When Findaway World was founded, the leaders wanted employees to feel empowered to act on their own to solve customer problems. So they created a list of core values that they hoped would serve as the foundation for the business.

This philosophy has served the company well and is a big reason behind the success of the world’s first self-playing audiobook.

Co-founder and CEO Mitch Kroll wanted a company that creates products that are simple for customers to use and one that has systems in place that make it simple to resolve problems.

Employees are asked to take responsibility and give respect, to exceed expectations at all levels and always do what’s right. They are hired because of their ability to embrace change and pursue growth and do so with a high level of passion. As the company’s name implies, they are asked to always, ‘Find a way.’

Kroll doesn’t believe in the idea of a few VIP customers. Rather he views all his customers as being worthy of that kind of exemplary service. That applies whether you’re buying a few products from his company or you’re a library purchasing thousands of units every year.

When problems do occur, a study is undertaken to determine what happened and why it happened. The idea is to find out what can be done to prevent the problem from happening again.

This is all possible because employees don’t have to wait for their superior to give the OK to take action. They have been trained to handle situations on their own and they know what to do. It creates an environment where people believe things will get done rather than wondering if they can be done.

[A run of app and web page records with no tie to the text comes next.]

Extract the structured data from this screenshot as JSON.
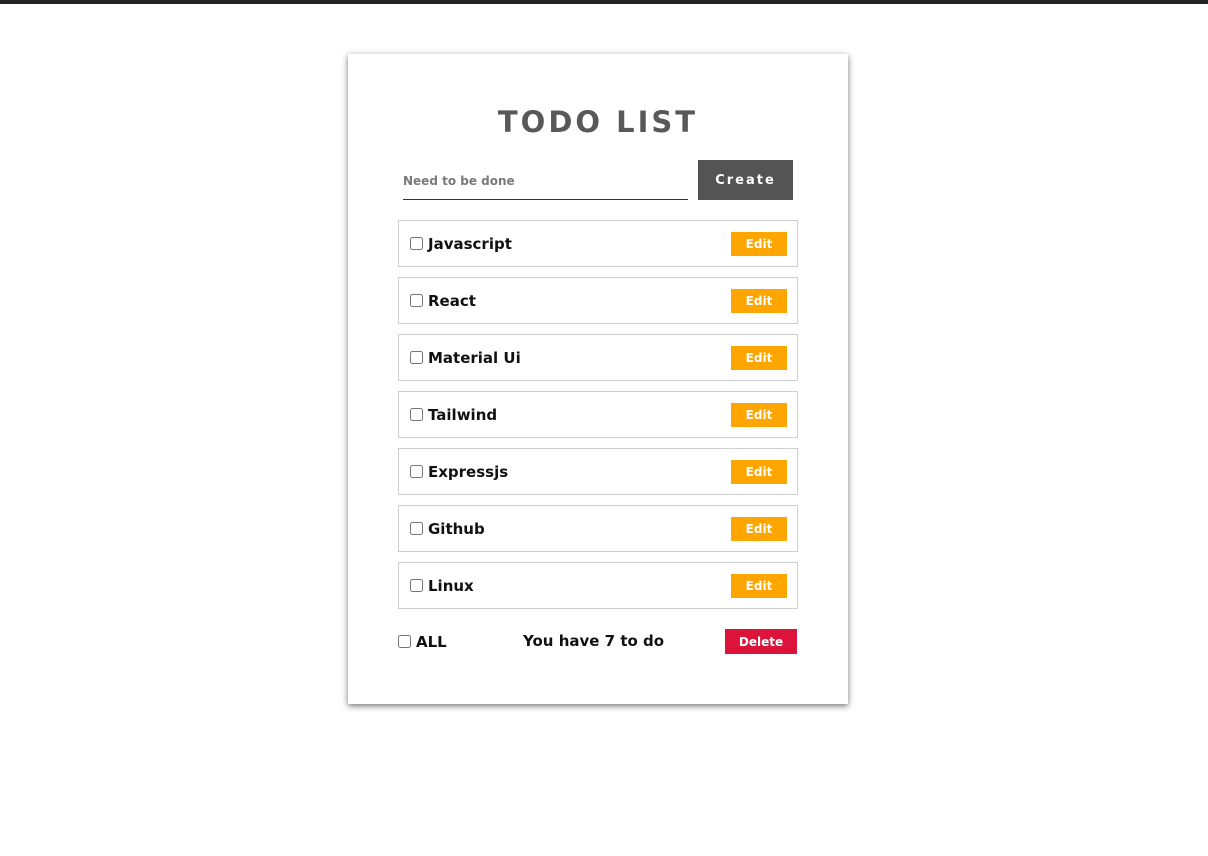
{
  "title": "TODO LIST",
  "input": {
    "placeholder": "Need to be done",
    "value": ""
  },
  "create_label": "Create",
  "items": [
    {
      "label": "Javascript",
      "edit_label": "Edit",
      "checked": false
    },
    {
      "label": "React",
      "edit_label": "Edit",
      "checked": false
    },
    {
      "label": "Material Ui",
      "edit_label": "Edit",
      "checked": false
    },
    {
      "label": "Tailwind",
      "edit_label": "Edit",
      "checked": false
    },
    {
      "label": "Expressjs",
      "edit_label": "Edit",
      "checked": false
    },
    {
      "label": "Github",
      "edit_label": "Edit",
      "checked": false
    },
    {
      "label": "Linux",
      "edit_label": "Edit",
      "checked": false
    }
  ],
  "footer": {
    "all_label": "ALL",
    "all_checked": false,
    "count_text": "You have 7 to do",
    "delete_label": "Delete"
  },
  "colors": {
    "title": "#585858",
    "create_button": "#545454",
    "edit_button": "#ffa500",
    "delete_button": "#dc143c"
  }
}
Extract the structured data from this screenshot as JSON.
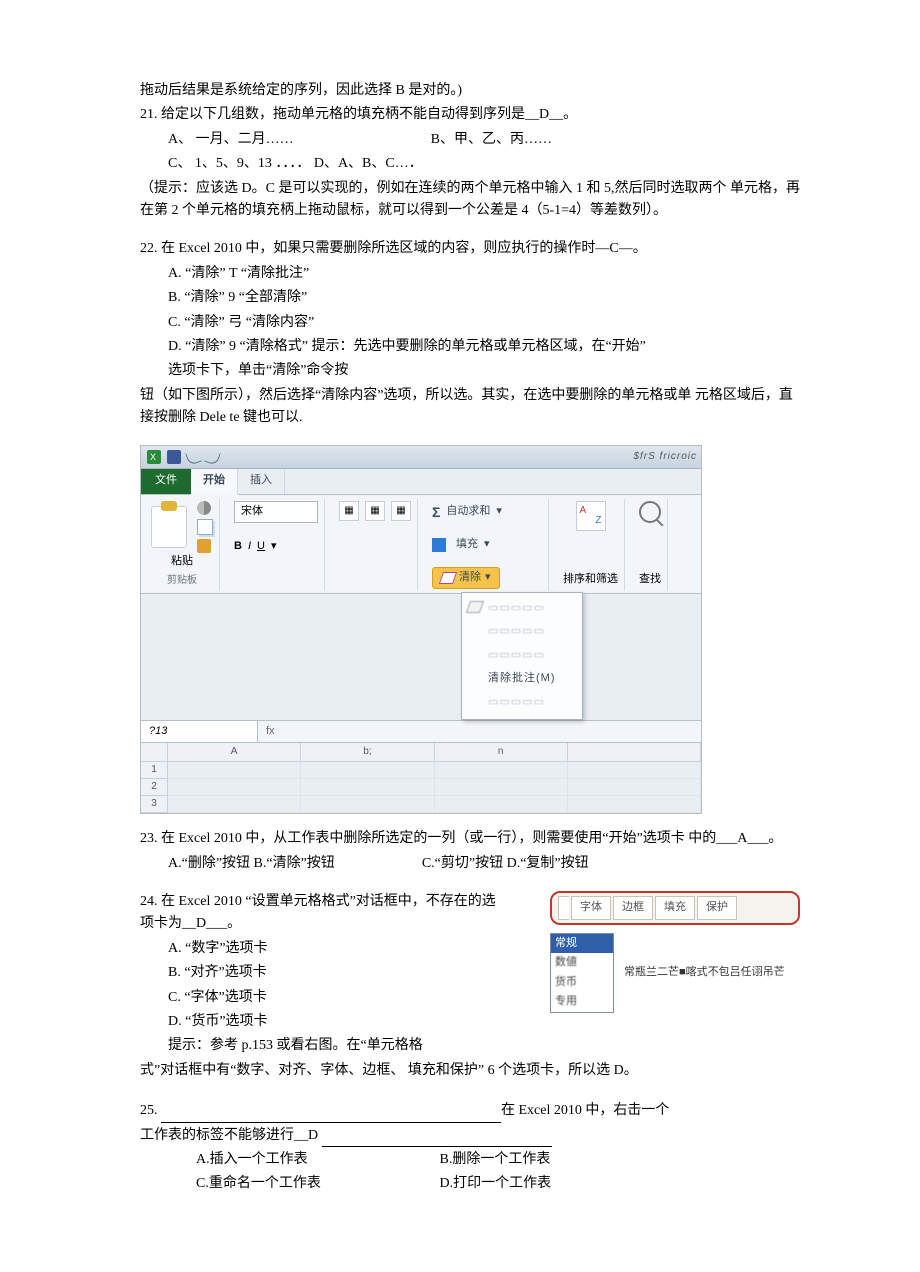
{
  "intro": "拖动后结果是系统给定的序列，因此选择 B 是对的。)",
  "q21": {
    "stem": "21. 给定以下几组数，拖动单元格的填充柄不能自动得到序列是__D__。",
    "a": "A、 一月、二月……",
    "b": "B、甲、乙、丙……",
    "c": "C、 1、5、9、13 ．．．． D、A、B、C…．",
    "hint": "（提示：应该选 D。C 是可以实现的，例如在连续的两个单元格中输入 1 和 5,然后同时选取两个 单元格，再在第 2 个单元格的填充柄上拖动鼠标，就可以得到一个公差是 4（5-1=4）等差数列）。"
  },
  "q22": {
    "stem": "22. 在 Excel 2010 中，如果只需要删除所选区域的内容，则应执行的操作时—C—。",
    "a": "A. “清除” T “清除批注”",
    "b": "B. “清除” 9 “全部清除”",
    "c": "C. “清除” 弓 “清除内容”",
    "d": "D. “清除” 9 “清除格式” 提示：先选中要删除的单元格或单元格区域，在“开始”",
    "d2": "选项卡下，单击“清除”命令按",
    "tail": "钮（如下图所示），然后选择“清除内容”选项，所以选。其实，在选中要删除的单元格或单 元格区域后，直接按删除 Dele te 键也可以."
  },
  "excel": {
    "corner": "$frS fricroic",
    "tab_file": "文件",
    "tab_home": "开始",
    "tab_insert": "插入",
    "font_name": "宋体",
    "paste": "粘贴",
    "grp_clip": "剪贴板",
    "sum": "自动求和",
    "fill": "填充",
    "clear": "清除",
    "sort": "排序和筛选",
    "find": "查找",
    "namebox": "?13",
    "cols": [
      "A",
      "b;",
      "n"
    ],
    "menu_clear_comment": "清除批注(M)"
  },
  "q23": {
    "stem": "23. 在 Excel 2010 中，从工作表中删除所选定的一列（或一行），则需要使用“开始”选项卡 中的___A___。",
    "a": "A.“删除”按钮 B.“清除”按钮",
    "c": "C.“剪切”按钮 D.“复制”按钮"
  },
  "q24": {
    "stem": "24. 在 Excel 2010 “设置单元格格式”对话框中，不存在的选项卡为__D___。",
    "a": "A. “数字”选项卡",
    "b": "B. “对齐”选项卡",
    "c": "C. “字体”选项卡",
    "d": "D. “货币”选项卡",
    "hint1": "提示：参考 p.153 或看右图。在“单元格格",
    "hint2": "式”对话框中有“数字、对齐、字体、边框、 填充和保护” 6 个选项卡，所以选 D。",
    "tabs": {
      "t1": "字体",
      "t2": "边框",
      "t3": "填充",
      "t4": "保护"
    },
    "list_sel": "常规",
    "list_suffix": "专用",
    "caption": "常瓶兰二芒■喀式不包吕任诩吊芒"
  },
  "q25": {
    "line1_tail": "在 Excel 2010 中，右击一个",
    "line2": "工作表的标签不能够进行__D",
    "a": "A.插入一个工作表",
    "b": "B.删除一个工作表",
    "c": "C.重命名一个工作表",
    "d": "D.打印一个工作表"
  }
}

It’s a big reason why the company has become such a success.

How to reach: Findaway World, (440) 893-0808 or

Published in Cleveland